Presentation at the 2008 Active Living Research Annual Conference
Health Impact Assessment (HIA) is often defined as “a combination of procedures, methods, and tools by which a policy, program, or project may be judged as to its potential effects on the health of a population, and the distribution of those effects within the population”. Thus, HIA is a tool to help decision-makers better recognize the health consequences of their decisions.
The use of HIA has been growing in the United States in recent years as public health, planning, and transportation professionals are recognizing that land use and transportation planning decisions can have a substantial impact on the public’s health. The objective of this work was to document the growth of HIA in the United States.
A list of completed HIAs was derived from HIAs in which the co-authors were involved, networking at various professional meetings and through inquiries received by the co-authors. In addition, a literature search was conducted on Medline and a message was disseminated on the HIA-USA listserv requesting additional studies.
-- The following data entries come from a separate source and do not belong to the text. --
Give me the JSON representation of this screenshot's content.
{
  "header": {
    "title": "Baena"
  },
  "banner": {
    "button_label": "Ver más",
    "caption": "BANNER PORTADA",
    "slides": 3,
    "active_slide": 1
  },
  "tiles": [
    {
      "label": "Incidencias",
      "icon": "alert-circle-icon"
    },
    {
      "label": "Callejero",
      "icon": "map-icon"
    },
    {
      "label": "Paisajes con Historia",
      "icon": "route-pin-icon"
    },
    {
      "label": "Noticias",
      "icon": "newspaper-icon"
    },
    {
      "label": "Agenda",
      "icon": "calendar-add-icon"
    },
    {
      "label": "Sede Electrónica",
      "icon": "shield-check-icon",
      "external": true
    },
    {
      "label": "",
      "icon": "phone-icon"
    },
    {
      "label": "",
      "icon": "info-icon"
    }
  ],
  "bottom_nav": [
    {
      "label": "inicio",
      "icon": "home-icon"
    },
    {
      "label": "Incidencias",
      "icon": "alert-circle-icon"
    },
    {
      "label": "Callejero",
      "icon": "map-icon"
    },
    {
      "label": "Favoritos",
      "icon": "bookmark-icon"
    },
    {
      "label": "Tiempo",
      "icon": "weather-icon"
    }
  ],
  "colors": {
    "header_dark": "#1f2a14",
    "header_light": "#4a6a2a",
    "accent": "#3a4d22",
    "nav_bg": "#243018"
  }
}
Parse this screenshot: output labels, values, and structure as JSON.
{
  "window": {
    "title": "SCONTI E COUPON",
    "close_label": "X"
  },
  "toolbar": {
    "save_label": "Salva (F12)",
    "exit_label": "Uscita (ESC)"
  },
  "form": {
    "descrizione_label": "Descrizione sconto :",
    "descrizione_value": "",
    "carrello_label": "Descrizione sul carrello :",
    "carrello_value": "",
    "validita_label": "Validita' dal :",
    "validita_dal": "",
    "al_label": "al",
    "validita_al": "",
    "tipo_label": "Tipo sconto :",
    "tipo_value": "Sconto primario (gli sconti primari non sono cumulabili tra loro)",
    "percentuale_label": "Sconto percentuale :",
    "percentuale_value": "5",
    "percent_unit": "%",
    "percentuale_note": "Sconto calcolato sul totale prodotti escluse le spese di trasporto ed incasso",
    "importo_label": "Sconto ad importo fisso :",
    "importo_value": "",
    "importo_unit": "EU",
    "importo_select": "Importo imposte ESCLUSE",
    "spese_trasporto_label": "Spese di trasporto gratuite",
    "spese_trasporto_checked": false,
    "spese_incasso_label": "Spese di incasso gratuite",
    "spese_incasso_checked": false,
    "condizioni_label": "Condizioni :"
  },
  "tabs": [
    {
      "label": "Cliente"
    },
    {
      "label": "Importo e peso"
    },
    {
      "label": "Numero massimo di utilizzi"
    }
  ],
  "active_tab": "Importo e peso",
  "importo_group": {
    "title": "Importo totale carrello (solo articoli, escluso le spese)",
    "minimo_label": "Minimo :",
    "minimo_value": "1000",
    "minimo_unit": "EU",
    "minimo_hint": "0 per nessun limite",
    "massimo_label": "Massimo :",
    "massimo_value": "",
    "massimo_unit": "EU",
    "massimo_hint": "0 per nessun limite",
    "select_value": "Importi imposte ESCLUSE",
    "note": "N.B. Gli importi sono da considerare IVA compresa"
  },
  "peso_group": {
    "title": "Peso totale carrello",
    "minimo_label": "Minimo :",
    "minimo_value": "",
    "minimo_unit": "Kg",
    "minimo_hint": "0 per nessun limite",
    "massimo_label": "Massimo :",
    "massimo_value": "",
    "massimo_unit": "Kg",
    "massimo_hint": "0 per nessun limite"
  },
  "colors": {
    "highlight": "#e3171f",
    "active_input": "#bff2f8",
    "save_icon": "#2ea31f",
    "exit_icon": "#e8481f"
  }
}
A list of completed HIA training courses and other on-going HIA related projects was also collected.
There were 10 courses conducted from 2005 to 2007 with over 400 people trained. Courses ranged from half-day trainings at national conferences to more intense 2 to 3 day courses in which slots for participation in the courses were competitive. Many organizations including the Centers for Disease Control and Prevention (CDC), The University of California at Los Angeles (UCLA), the San Francisco Health Department, the American Planning Association, and the National Association of County and City Health Officials worked together to conduct these trainings.
The 21 completed HIAs examined wage policies, walk to school programs, residential and commercial redevelopment, after school programs, land use planning, farm policy, transportation, parks, power plants, and public subsidies for housing and heating. Health disparities were important in HIAs on housing, urban redevelopment, home energy subsidies, and wage policy. The HIAs were conducted in California (n=12), Georgia (n=2), Massachusetts (n=2), Alaska (n=2), Minnesota (n=1), New Jersey (n=1) and Florida (n=1).
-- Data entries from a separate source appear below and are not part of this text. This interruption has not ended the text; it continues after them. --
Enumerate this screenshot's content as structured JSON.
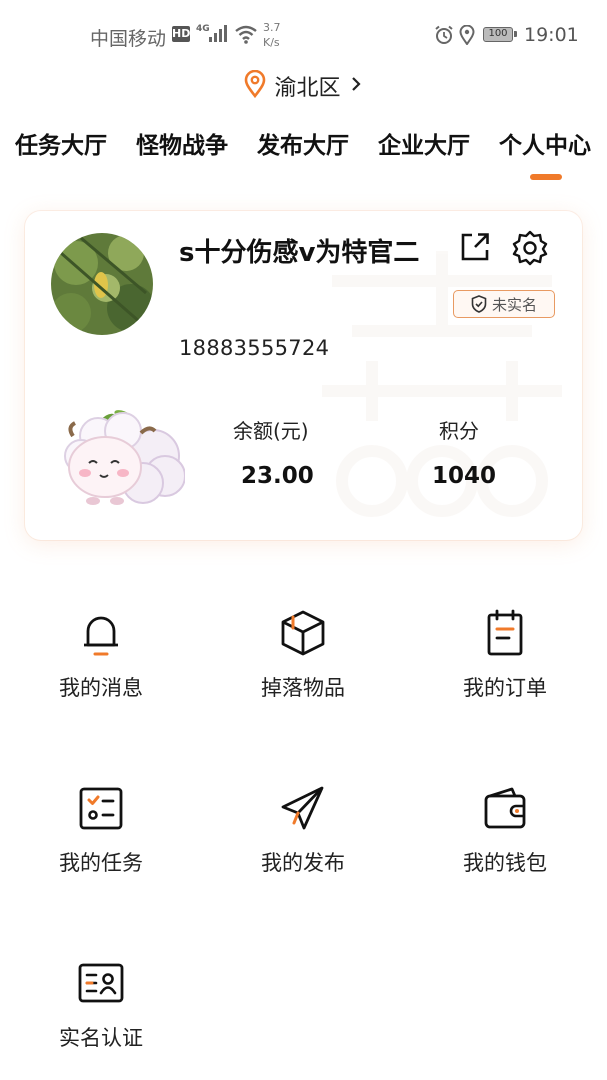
{
  "status_bar": {
    "carrier": "中国移动",
    "hd": "HD",
    "network": "4G",
    "speed_value": "3.7",
    "speed_unit": "K/s",
    "battery": "100",
    "time": "19:01"
  },
  "location": {
    "label": "渝北区"
  },
  "tabs": [
    {
      "label": "任务大厅"
    },
    {
      "label": "怪物战争"
    },
    {
      "label": "发布大厅"
    },
    {
      "label": "企业大厅"
    },
    {
      "label": "个人中心"
    }
  ],
  "active_tab": "个人中心",
  "profile": {
    "nickname": "s十分伤感v为特官二",
    "verify_status": "未实名",
    "phone": "18883555724",
    "balance_label": "余额(元)",
    "balance_value": "23.00",
    "points_label": "积分",
    "points_value": "1040"
  },
  "menu": [
    {
      "label": "我的消息",
      "icon": "bell-icon"
    },
    {
      "label": "掉落物品",
      "icon": "box-icon"
    },
    {
      "label": "我的订单",
      "icon": "order-icon"
    },
    {
      "label": "我的任务",
      "icon": "task-list-icon"
    },
    {
      "label": "我的发布",
      "icon": "paper-plane-icon"
    },
    {
      "label": "我的钱包",
      "icon": "wallet-icon"
    },
    {
      "label": "实名认证",
      "icon": "id-card-icon"
    }
  ],
  "colors": {
    "accent": "#f07a2a",
    "text": "#111111",
    "badge_border": "#e89a62"
  }
}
Most HIAs used both qualitative and quantitative measures to describe existing conditions and in forecasting health impacts. Predicted quantitative health outcomes included physical activity, obesity, life expectancy, sleep disturbance, and pedestrian injuries. Predictive qualitative measures included asthma, academic performance, teen sexual behavior, stress, personal safety, mental health, social capital, well-being, and air and water quality.
Investigators for the HIAs included local and federal public health officials, faculty from schools of public health, medicine and architecture and private consultants. Some of the HIAs were conducted without external funding by investigators within the scope of their health department positions, while other HIAs were conducted with funding from the Robert Wood Johnson Foundation, the CDC, and county health departments.
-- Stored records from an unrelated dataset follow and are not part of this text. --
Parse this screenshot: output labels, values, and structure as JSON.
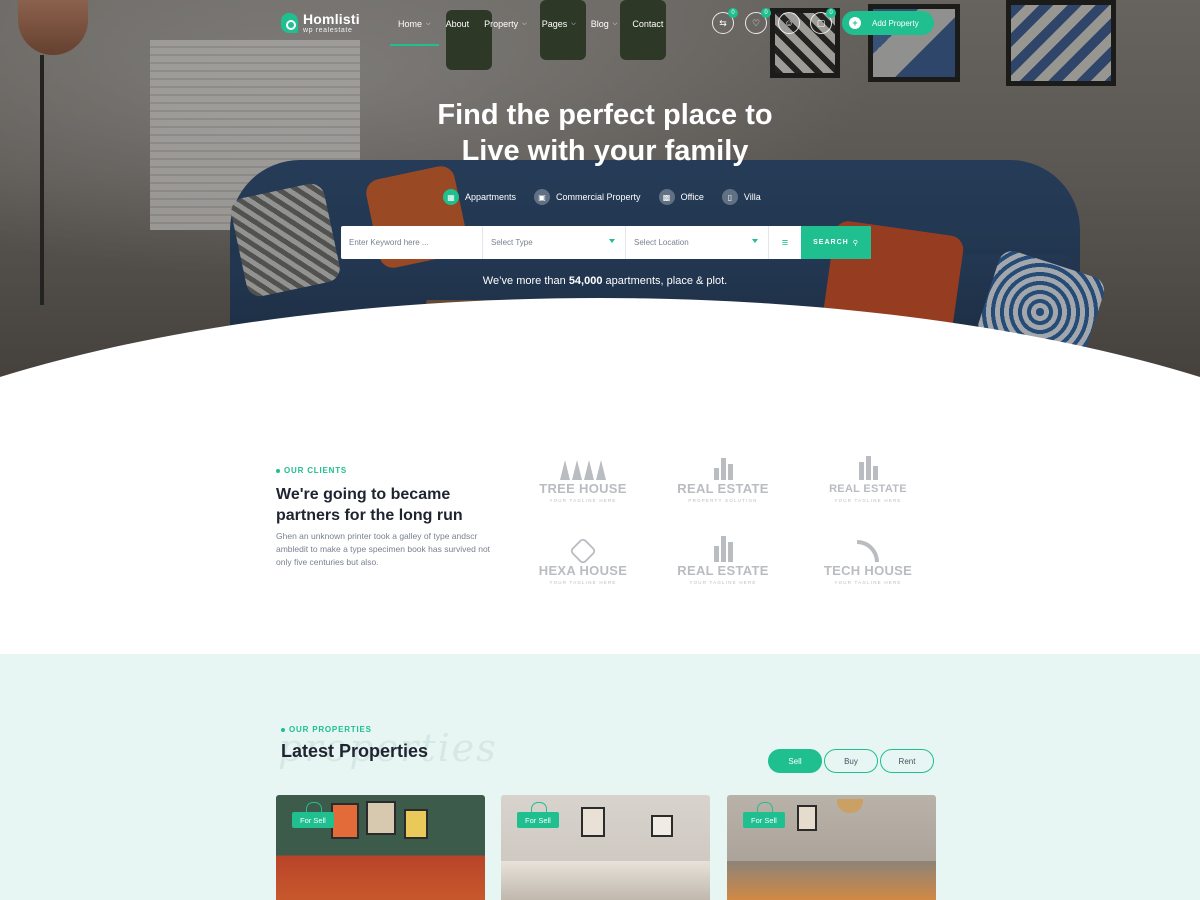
{
  "brand": {
    "name": "Homlisti",
    "tagline": "wp realestate"
  },
  "nav": {
    "items": [
      {
        "label": "Home",
        "has_dropdown": true,
        "active": true
      },
      {
        "label": "About",
        "has_dropdown": false,
        "active": false
      },
      {
        "label": "Property",
        "has_dropdown": true,
        "active": false
      },
      {
        "label": "Pages",
        "has_dropdown": true,
        "active": false
      },
      {
        "label": "Blog",
        "has_dropdown": true,
        "active": false
      },
      {
        "label": "Contact",
        "has_dropdown": false,
        "active": false
      }
    ],
    "compare_count": "0",
    "wishlist_count": "0",
    "cart_count": "0",
    "add_property_label": "Add Property"
  },
  "hero": {
    "title_line1": "Find the perfect place to",
    "title_line2": "Live with your family",
    "categories": [
      {
        "label": "Appartments",
        "icon": "building-icon",
        "active": true
      },
      {
        "label": "Commercial Property",
        "icon": "store-icon",
        "active": false
      },
      {
        "label": "Office",
        "icon": "briefcase-icon",
        "active": false
      },
      {
        "label": "Villa",
        "icon": "villa-icon",
        "active": false
      }
    ],
    "search": {
      "keyword_placeholder": "Enter Keyword here ...",
      "type_placeholder": "Select Type",
      "location_placeholder": "Select Location",
      "button_label": "SEARCH"
    },
    "tagline_before": "We’ve more than ",
    "tagline_count": "54,000",
    "tagline_after": " apartments, place & plot."
  },
  "clients": {
    "eyebrow": "OUR CLIENTS",
    "title": "We're going to became partners for the long run",
    "description": "Ghen an unknown printer took a galley of type andscr ambledit to make a type specimen book has survived not only five centuries but also.",
    "logos": [
      {
        "name": "TREE HOUSE",
        "tag": "YOUR TAGLINE HERE"
      },
      {
        "name": "REAL ESTATE",
        "tag": "PROPERTY SOLUTION"
      },
      {
        "name": "REAL ESTATE",
        "tag": "YOUR TAGLINE HERE"
      },
      {
        "name": "HEXA HOUSE",
        "tag": "YOUR TAGLINE HERE"
      },
      {
        "name": "REAL ESTATE",
        "tag": "YOUR TAGLINE HERE"
      },
      {
        "name": "TECH HOUSE",
        "tag": "YOUR TAGLINE HERE"
      }
    ]
  },
  "properties": {
    "eyebrow": "OUR PROPERTIES",
    "ghost": "properties",
    "title": "Latest Properties",
    "filters": [
      {
        "label": "Sell",
        "active": true
      },
      {
        "label": "Buy",
        "active": false
      },
      {
        "label": "Rent",
        "active": false
      }
    ],
    "cards": [
      {
        "tag": "For Sell"
      },
      {
        "tag": "For Sell"
      },
      {
        "tag": "For Sell"
      }
    ]
  },
  "colors": {
    "accent": "#1fbf8f",
    "section_bg": "#e8f6f3",
    "text_dark": "#1f2430",
    "text_muted": "#7a8090"
  }
}
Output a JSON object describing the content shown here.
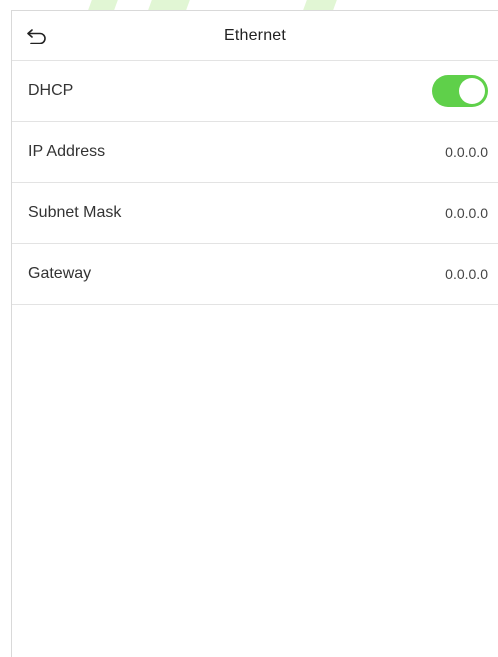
{
  "header": {
    "title": "Ethernet",
    "back_icon": "back-arrow-icon"
  },
  "settings": [
    {
      "label": "DHCP",
      "type": "toggle",
      "enabled": true
    },
    {
      "label": "IP Address",
      "value": "0.0.0.0"
    },
    {
      "label": "Subnet Mask",
      "value": "0.0.0.0"
    },
    {
      "label": "Gateway",
      "value": "0.0.0.0"
    }
  ],
  "colors": {
    "toggle_on": "#5fd04a",
    "divider": "#e3e3e3"
  }
}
Most of the HIAs included recommendations to mitigate predicted adverse health outcomes and/or to increase predicted health-promoting outcomes. Information on the impact of the HIAs is available for only a few of the 16 HIAs reviewed. However, in San Francisco, the Trinity Plaza and Rincon Hill HIAs led to project design changes that added affordable housing and funds for parks and community facilities, the living wage ordinance HIA contributed to its passage by the city board of supervisors, and the public housing flooring policy HIA led to better recommendations for design.
UCLA recently received funding to build and maintain web-based, practice-focused clearinghouse for HIA in the U.S. and to promote its use through workshops with major national organizations of policy-makers and health professionals. The clearinghouse will include a searchable library of HIAs, an interactive module to demonstrate the utility of HIAs, and an interactive online training tool.
There is a growing interest in using HIAs in the U.S. and the issues examined in these HIAs are diverse, suggesting that HIA methods may be useful for a wide range of projects and policies. The results of these HIAs highlight the multidisciplinary nature of HIAs and the need for effective collaboration between public health practitioners and non-traditional partners such as those from planning and transportation.
Decisions about projects and policies that affect the health of communities are being made on a daily basis throughout the United States. HIAs are designed to offer the best available data to decision-makers to inform them about the health impacts of their decisions. We believe that HIA is a promising new approach to identifying the impacts of a wide variety of policy and infrastructure changes in a way that allows health outcomes to be appropriately factored into complex decisions.
Many of the Health Impact Assessments were funded by the Robert Wood Johnson Foundation and CDC.